[WHAT YOU WILL DO] Repeat, line for line, the entries printed below.

[RECORDS FOR PROCESSING]
·····
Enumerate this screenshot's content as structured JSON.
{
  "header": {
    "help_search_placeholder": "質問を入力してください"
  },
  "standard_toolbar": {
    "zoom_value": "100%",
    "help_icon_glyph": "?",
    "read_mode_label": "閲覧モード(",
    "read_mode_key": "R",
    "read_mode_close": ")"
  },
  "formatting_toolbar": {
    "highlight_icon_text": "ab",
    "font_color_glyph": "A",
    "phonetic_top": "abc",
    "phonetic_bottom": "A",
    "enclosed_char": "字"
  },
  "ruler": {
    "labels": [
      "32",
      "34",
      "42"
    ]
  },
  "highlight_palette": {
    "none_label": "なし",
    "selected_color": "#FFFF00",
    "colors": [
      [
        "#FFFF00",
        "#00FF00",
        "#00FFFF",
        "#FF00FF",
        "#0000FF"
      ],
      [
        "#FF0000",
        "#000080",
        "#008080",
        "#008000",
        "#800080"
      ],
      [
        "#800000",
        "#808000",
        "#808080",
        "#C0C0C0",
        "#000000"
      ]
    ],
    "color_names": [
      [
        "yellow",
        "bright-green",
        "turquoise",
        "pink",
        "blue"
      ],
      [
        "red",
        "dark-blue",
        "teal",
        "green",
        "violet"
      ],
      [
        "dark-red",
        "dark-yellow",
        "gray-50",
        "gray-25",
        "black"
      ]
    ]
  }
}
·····
[OUTPUT]
Enumerate this screenshot's content as structured JSON.
{
  "header": {
    "help_search_placeholder": "質問を入力してください"
  },
  "standard_toolbar": {
    "zoom_value": "100%",
    "help_icon_glyph": "?",
    "read_mode_label": "閲覧モード(",
    "read_mode_key": "R",
    "read_mode_close": ")"
  },
  "formatting_toolbar": {
    "highlight_icon_text": "ab",
    "font_color_glyph": "A",
    "phonetic_top": "abc",
    "phonetic_bottom": "A",
    "enclosed_char": "字"
  },
  "ruler": {
    "labels": [
      "32",
      "34",
      "42"
    ]
  },
  "highlight_palette": {
    "none_label": "なし",
    "selected_color": "#FFFF00",
    "colors": [
      [
        "#FFFF00",
        "#00FF00",
        "#00FFFF",
        "#FF00FF",
        "#0000FF"
      ],
      [
        "#FF0000",
        "#000080",
        "#008080",
        "#008000",
        "#800080"
      ],
      [
        "#800000",
        "#808000",
        "#808080",
        "#C0C0C0",
        "#000000"
      ]
    ],
    "color_names": [
      [
        "yellow",
        "bright-green",
        "turquoise",
        "pink",
        "blue"
      ],
      [
        "red",
        "dark-blue",
        "teal",
        "green",
        "violet"
      ],
      [
        "dark-red",
        "dark-yellow",
        "gray-50",
        "gray-25",
        "black"
      ]
    ]
  }
}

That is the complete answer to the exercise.